The Political Economy of Palestinian Children: An Examination of the Linkages between Economic Policy and Child Welfare;
Sex differences in a simulated classroom economy, Children’s beliefs about entrepreneurship;
Google book-result for children development.
Linked with Siv O’Neall – Sweden.
Published on Axis of Logic, by Siv O’Neall, Jun 1, 2008.
It’s way too late at this moment to ask the question: Are we going to lose our democracy? We may not all have noticed it yet, but the Big Corporations stole our democracy a long time ago …
… So the real rulers of the world, the Big Corporations, are condemning us to a life of increased poverty and hunger in third-world countries, a general increase in insecurity and joblessness for middle class people in the western world and increased pollution in the emerging economies in Asia, where the standard of living is actually rising – for the rich. And of course, alongside all these disasters, we are seeing the lives of steadily increasing luxury for the people who are reaping the profits of the plunder. The Corporations see to it that the so-called governments, their obedient front men, cut back the taxes on the top levels of income, on capital gains and on inheritance …
… There are several ways of producing renewable energy, but who cares? There is no money in it. There is, above all, solar and wind energy waiting to be developed, but no big-scale efforts have been made so far to save the planet using these fabulous non-polluting sources of energy. On a small scale, yes, enough to prove that it works. Even the tidal movements of ocean water can very efficiently be used to make energy. But it wouldn’t make any big bucks for the Corporations. And the Corporation is King. So what happens? We have opted for the destruction of the planet.
In short, the world has been taken over by the Big Corporations hand-in-hand with the Main Stream Media and they are all busy shredding our human rights and making our planet into a sterile desert. As long as wildfire capitalism is ruling the world, we are doomed. (full text).
Also interesting for Human Rights and Economic activists: once a year at least to have a look on what is happening in the worldwide business, for exemple find on AVIVA.com, this report on June 1, 2008:
AVIVA plc – Annual Report and Accounts 2007, 278 pages;
or its review of 32 pages;
or its Financial Statements in Excel.
Published on Worldpress.org, by Sreeram Chaulia, May 30, 2008.
The symphony of South-South cooperation at the recent conclave of foreign ministers of BRIC (Brazil, Russia, India, and China) at Yekaterinburg, Russia, was jarred by China’s refusal to endorse India’s bid for a permanent seat in the United Nations Security Council …
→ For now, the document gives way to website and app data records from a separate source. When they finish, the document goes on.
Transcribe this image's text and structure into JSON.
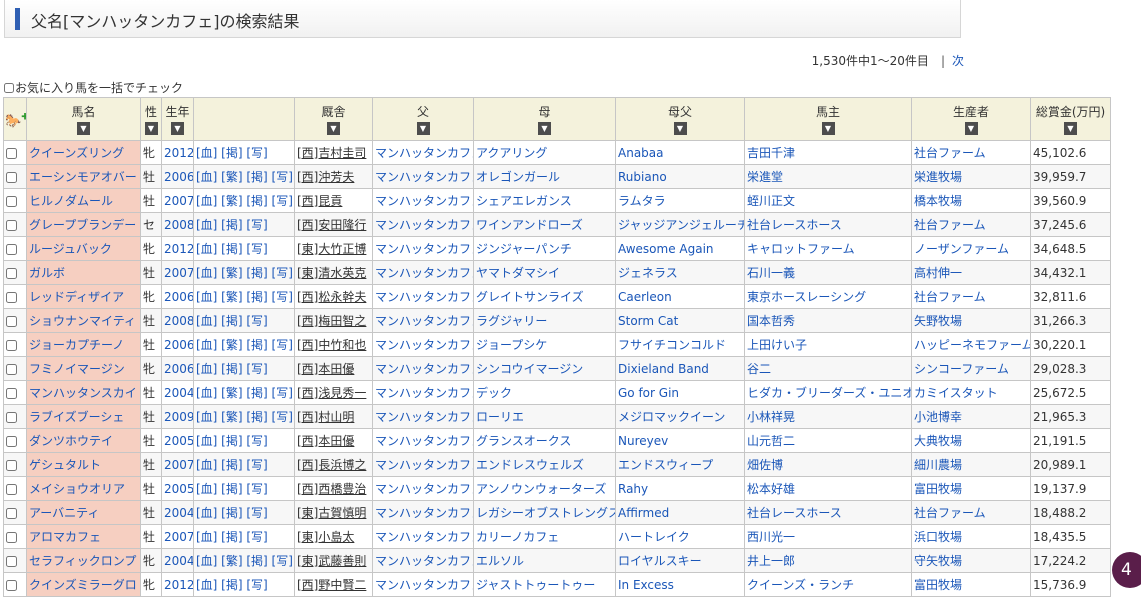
{
  "page": {
    "title": "父名[マンハッタンカフェ]の検索結果"
  },
  "paging": {
    "summary": "1,530件中1～20件目",
    "separator": "|",
    "next_label": "次"
  },
  "bulk_check": {
    "label": "お気に入り馬を一括でチェック"
  },
  "table": {
    "headers": {
      "name": "馬名",
      "sex": "性",
      "year": "生年",
      "links": "",
      "trainer": "厩舎",
      "sire": "父",
      "dam": "母",
      "damsire": "母父",
      "owner": "馬主",
      "breeder": "生産者",
      "earnings": "総賞金(万円)"
    },
    "sort_icon": "▼",
    "favorite_icon": "horse-add-icon",
    "rows": [
      {
        "name": "クイーンズリング",
        "sex": "牝",
        "year": "2012",
        "links": "[血] [掲] [写]",
        "trainer": "[西]吉村圭司",
        "sire": "マンハッタンカフェ",
        "dam": "アクアリング",
        "damsire": "Anabaa",
        "owner": "吉田千津",
        "breeder": "社台ファーム",
        "earnings": "45,102.6"
      },
      {
        "name": "エーシンモアオバー",
        "sex": "牡",
        "year": "2006",
        "links": "[血] [繁] [掲] [写]",
        "trainer": "[西]沖芳夫",
        "sire": "マンハッタンカフェ",
        "dam": "オレゴンガール",
        "damsire": "Rubiano",
        "owner": "栄進堂",
        "breeder": "栄進牧場",
        "earnings": "39,959.7"
      },
      {
        "name": "ヒルノダムール",
        "sex": "牡",
        "year": "2007",
        "links": "[血] [繁] [掲] [写]",
        "trainer": "[西]昆貢",
        "sire": "マンハッタンカフェ",
        "dam": "シェアエレガンス",
        "damsire": "ラムタラ",
        "owner": "蛭川正文",
        "breeder": "橋本牧場",
        "earnings": "39,560.9"
      },
      {
        "name": "グレープブランデー",
        "sex": "セ",
        "year": "2008",
        "links": "[血] [掲] [写]",
        "trainer": "[西]安田隆行",
        "sire": "マンハッタンカフェ",
        "dam": "ワインアンドローズ",
        "damsire": "ジャッジアンジェルーチ",
        "owner": "社台レースホース",
        "breeder": "社台ファーム",
        "earnings": "37,245.6"
      },
      {
        "name": "ルージュバック",
        "sex": "牝",
        "year": "2012",
        "links": "[血] [掲] [写]",
        "trainer": "[東]大竹正博",
        "sire": "マンハッタンカフェ",
        "dam": "ジンジャーパンチ",
        "damsire": "Awesome Again",
        "owner": "キャロットファーム",
        "breeder": "ノーザンファーム",
        "earnings": "34,648.5"
      },
      {
        "name": "ガルボ",
        "sex": "牡",
        "year": "2007",
        "links": "[血] [繁] [掲] [写]",
        "trainer": "[東]清水英克",
        "sire": "マンハッタンカフェ",
        "dam": "ヤマトダマシイ",
        "damsire": "ジェネラス",
        "owner": "石川一義",
        "breeder": "高村伸一",
        "earnings": "34,432.1"
      },
      {
        "name": "レッドディザイア",
        "sex": "牝",
        "year": "2006",
        "links": "[血] [繁] [掲] [写]",
        "trainer": "[西]松永幹夫",
        "sire": "マンハッタンカフェ",
        "dam": "グレイトサンライズ",
        "damsire": "Caerleon",
        "owner": "東京ホースレーシング",
        "breeder": "社台ファーム",
        "earnings": "32,811.6"
      },
      {
        "name": "ショウナンマイティ",
        "sex": "牡",
        "year": "2008",
        "links": "[血] [掲] [写]",
        "trainer": "[西]梅田智之",
        "sire": "マンハッタンカフェ",
        "dam": "ラグジャリー",
        "damsire": "Storm Cat",
        "owner": "国本哲秀",
        "breeder": "矢野牧場",
        "earnings": "31,266.3"
      },
      {
        "name": "ジョーカプチーノ",
        "sex": "牡",
        "year": "2006",
        "links": "[血] [繁] [掲] [写]",
        "trainer": "[西]中竹和也",
        "sire": "マンハッタンカフェ",
        "dam": "ジョープシケ",
        "damsire": "フサイチコンコルド",
        "owner": "上田けい子",
        "breeder": "ハッピーネモファーム",
        "earnings": "30,220.1"
      },
      {
        "name": "フミノイマージン",
        "sex": "牝",
        "year": "2006",
        "links": "[血] [掲] [写]",
        "trainer": "[西]本田優",
        "sire": "マンハッタンカフェ",
        "dam": "シンコウイマージン",
        "damsire": "Dixieland Band",
        "owner": "谷二",
        "breeder": "シンコーファーム",
        "earnings": "29,028.3"
      },
      {
        "name": "マンハッタンスカイ",
        "sex": "牡",
        "year": "2004",
        "links": "[血] [繁] [掲] [写]",
        "trainer": "[西]浅見秀一",
        "sire": "マンハッタンカフェ",
        "dam": "デック",
        "damsire": "Go for Gin",
        "owner": "ヒダカ・ブリーダーズ・ユニオン",
        "breeder": "カミイスタット",
        "earnings": "25,672.5"
      },
      {
        "name": "ラブイズブーシェ",
        "sex": "牡",
        "year": "2009",
        "links": "[血] [繁] [掲] [写]",
        "trainer": "[西]村山明",
        "sire": "マンハッタンカフェ",
        "dam": "ローリエ",
        "damsire": "メジロマックイーン",
        "owner": "小林祥晃",
        "breeder": "小池博幸",
        "earnings": "21,965.3"
      },
      {
        "name": "ダンツホウテイ",
        "sex": "牡",
        "year": "2005",
        "links": "[血] [掲] [写]",
        "trainer": "[西]本田優",
        "sire": "マンハッタンカフェ",
        "dam": "グランスオークス",
        "damsire": "Nureyev",
        "owner": "山元哲二",
        "breeder": "大典牧場",
        "earnings": "21,191.5"
      },
      {
        "name": "ゲシュタルト",
        "sex": "牡",
        "year": "2007",
        "links": "[血] [掲] [写]",
        "trainer": "[西]長浜博之",
        "sire": "マンハッタンカフェ",
        "dam": "エンドレスウェルズ",
        "damsire": "エンドスウィープ",
        "owner": "畑佐博",
        "breeder": "細川農場",
        "earnings": "20,989.1"
      },
      {
        "name": "メイショウオリア",
        "sex": "牡",
        "year": "2005",
        "links": "[血] [掲] [写]",
        "trainer": "[西]西橋豊治",
        "sire": "マンハッタンカフェ",
        "dam": "アンノウンウォーターズ",
        "damsire": "Rahy",
        "owner": "松本好雄",
        "breeder": "富田牧場",
        "earnings": "19,137.9"
      },
      {
        "name": "アーバニティ",
        "sex": "牡",
        "year": "2004",
        "links": "[血] [掲] [写]",
        "trainer": "[東]古賀慎明",
        "sire": "マンハッタンカフェ",
        "dam": "レガシーオブストレングス",
        "damsire": "Affirmed",
        "owner": "社台レースホース",
        "breeder": "社台ファーム",
        "earnings": "18,488.2"
      },
      {
        "name": "アロマカフェ",
        "sex": "牡",
        "year": "2007",
        "links": "[血] [掲] [写]",
        "trainer": "[東]小島太",
        "sire": "マンハッタンカフェ",
        "dam": "カリーノカフェ",
        "damsire": "ハートレイク",
        "owner": "西川光一",
        "breeder": "浜口牧場",
        "earnings": "18,435.5"
      },
      {
        "name": "セラフィックロンプ",
        "sex": "牝",
        "year": "2004",
        "links": "[血] [繁] [掲] [写]",
        "trainer": "[東]武藤善則",
        "sire": "マンハッタンカフェ",
        "dam": "エルソル",
        "damsire": "ロイヤルスキー",
        "owner": "井上一郎",
        "breeder": "守矢牧場",
        "earnings": "17,224.2"
      },
      {
        "name": "クインズミラーグロ",
        "sex": "牝",
        "year": "2012",
        "links": "[血] [掲] [写]",
        "trainer": "[西]野中賢二",
        "sire": "マンハッタンカフェ",
        "dam": "ジャストトゥートゥー",
        "damsire": "In Excess",
        "owner": "クイーンズ・ランチ",
        "breeder": "富田牧場",
        "earnings": "15,736.9"
      }
    ]
  },
  "badge": {
    "label": "4"
  }
}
… These contradictory logics in the India-China relationship are fueled by the disentanglement of the private sector from the state in both countries. The enormous corporate interests of India and China view their counterparts across the McMahon Line as compatriots with whom business can be done for mutual benefit. Economic liberalization and private sector booms in both countries have unleashed an appetite for economic interaction that does not have to wait for resolution of military and strategic conflicts. Whether or not China is sympathetic to India becoming a permanent member of the Security Council is immaterial to exporters and importers of the two countries, as long as their profits flow.
… and other typical precursors prior to China Earthquake
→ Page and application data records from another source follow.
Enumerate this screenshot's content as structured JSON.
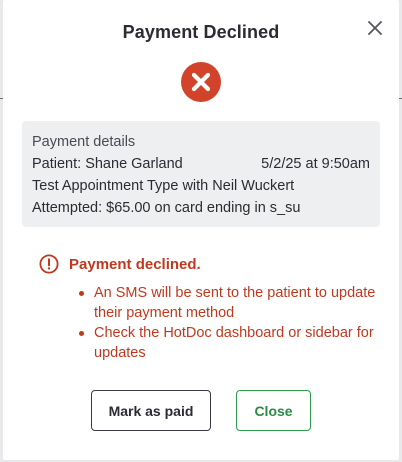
{
  "modal": {
    "title": "Payment Declined",
    "close_icon": "close-icon",
    "status_icon": "error-x-circle-icon",
    "status_color": "#d1432a"
  },
  "details": {
    "heading": "Payment details",
    "patient": "Patient: Shane Garland",
    "datetime": "5/2/25 at 9:50am",
    "appointment": "Test Appointment Type with Neil Wuckert",
    "attempted": "Attempted: $65.00 on card ending in s_su"
  },
  "error": {
    "icon": "alert-circle-icon",
    "color": "#c0391e",
    "heading": "Payment declined.",
    "items": [
      "An SMS will be sent to the patient to update their payment method",
      "Check the HotDoc dashboard or sidebar for updates"
    ]
  },
  "actions": {
    "mark_paid_label": "Mark as paid",
    "close_label": "Close",
    "close_color": "#2e9a4c"
  }
}
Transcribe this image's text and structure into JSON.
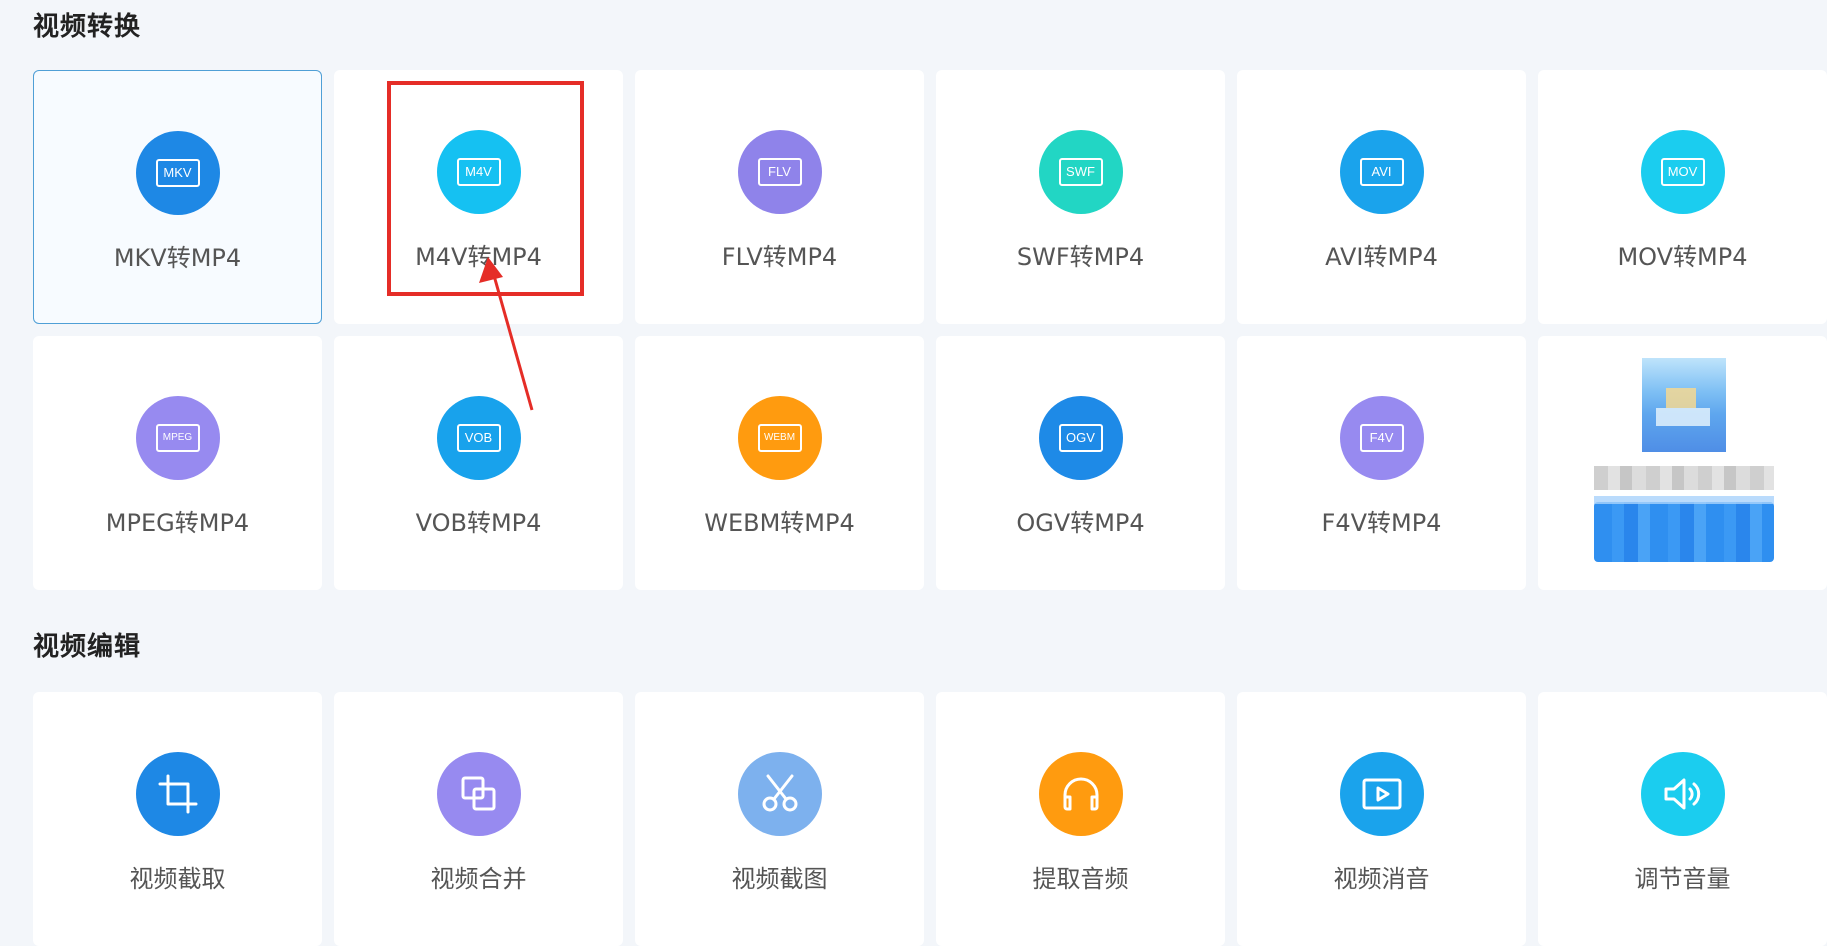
{
  "sections": {
    "convert_title": "视频转换",
    "edit_title": "视频编辑"
  },
  "convert_items": [
    {
      "badge": "MKV",
      "label": "MKV转MP4",
      "color": "#1e88e5"
    },
    {
      "badge": "M4V",
      "label": "M4V转MP4",
      "color": "#15c1f2"
    },
    {
      "badge": "FLV",
      "label": "FLV转MP4",
      "color": "#8f83ea"
    },
    {
      "badge": "SWF",
      "label": "SWF转MP4",
      "color": "#22d6c4"
    },
    {
      "badge": "AVI",
      "label": "AVI转MP4",
      "color": "#1aa3ec"
    },
    {
      "badge": "MOV",
      "label": "MOV转MP4",
      "color": "#1bcdef"
    },
    {
      "badge": "MPEG",
      "label": "MPEG转MP4",
      "color": "#978af0"
    },
    {
      "badge": "VOB",
      "label": "VOB转MP4",
      "color": "#18a2ec"
    },
    {
      "badge": "WEBM",
      "label": "WEBM转MP4",
      "color": "#ff9b0f"
    },
    {
      "badge": "OGV",
      "label": "OGV转MP4",
      "color": "#1e8ae7"
    },
    {
      "badge": "F4V",
      "label": "F4V转MP4",
      "color": "#978af0"
    }
  ],
  "edit_items": [
    {
      "icon": "crop-icon",
      "label": "视频截取",
      "color": "#1e88e5"
    },
    {
      "icon": "merge-icon",
      "label": "视频合并",
      "color": "#978af0"
    },
    {
      "icon": "scissors-icon",
      "label": "视频截图",
      "color": "#7db1ee"
    },
    {
      "icon": "headphones-icon",
      "label": "提取音频",
      "color": "#ff9b0f"
    },
    {
      "icon": "play-screen-icon",
      "label": "视频消音",
      "color": "#1aa3ec"
    },
    {
      "icon": "speaker-icon",
      "label": "调节音量",
      "color": "#1bcdef"
    }
  ],
  "annotation": {
    "highlight_color": "#e52d27"
  }
}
Published on Global Research.ca, May 31, 2008.
BEIJING, May 20 (Xinhua) — Some scientists were puzzled by the unusual quiet period of quakes before the 8.0-magnitude earthquake struck southwest China. But others believe there had been precursors, which stood as warnings for a major quake.
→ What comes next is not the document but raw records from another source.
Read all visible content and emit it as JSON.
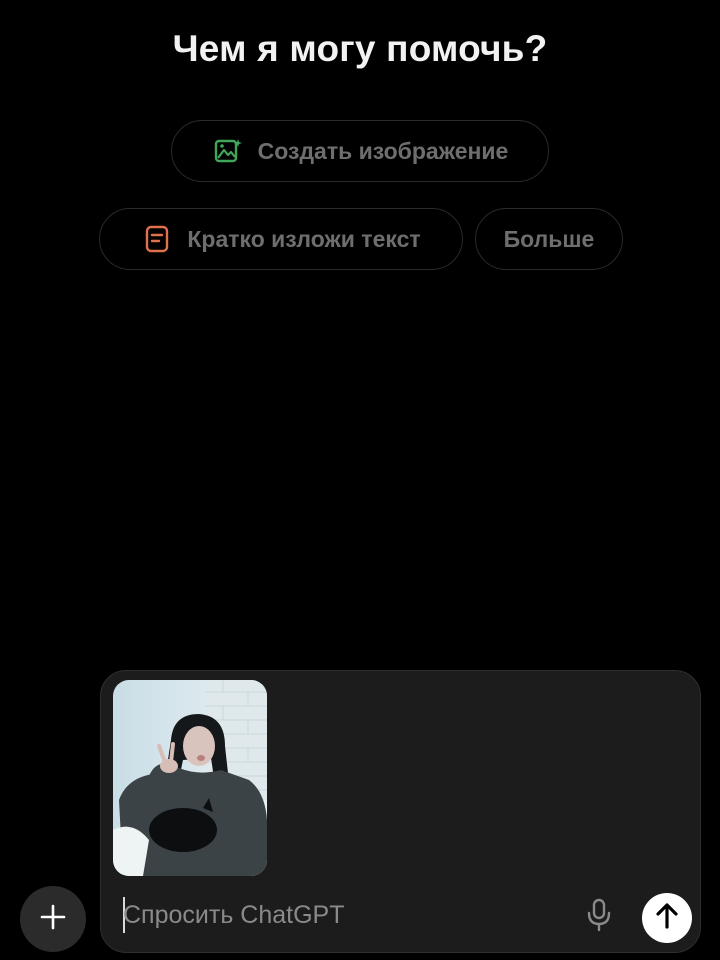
{
  "header": {
    "title": "Чем я могу помочь?"
  },
  "suggestions": [
    {
      "label": "Создать изображение",
      "icon": "create-image-icon",
      "icon_color": "#3fa65c"
    },
    {
      "label": "Кратко изложи текст",
      "icon": "document-icon",
      "icon_color": "#e0714f"
    },
    {
      "label": "Больше"
    }
  ],
  "composer": {
    "placeholder": "Спросить ChatGPT",
    "value": "",
    "attachment": {
      "type": "image",
      "icon": "photo-attachment"
    },
    "mic_icon": "microphone-icon",
    "send_icon": "arrow-up-icon"
  },
  "add_button": {
    "icon": "plus-icon"
  },
  "colors": {
    "background": "#000000",
    "composer_bg": "#1c1c1c",
    "chip_text": "#6e6e6e",
    "send_bg": "#ffffff"
  }
}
“There were no foreshocks and the activity level of minor quakes around the epicenter was low for quite a long time before the earthquake,” said Xiu Jigang, deputy director of the China Seismological Bureau (CSB).
He said there were no short-term anomaly of animals, underground water and other typical precursors, which can lead to a prediction of a major earthquake.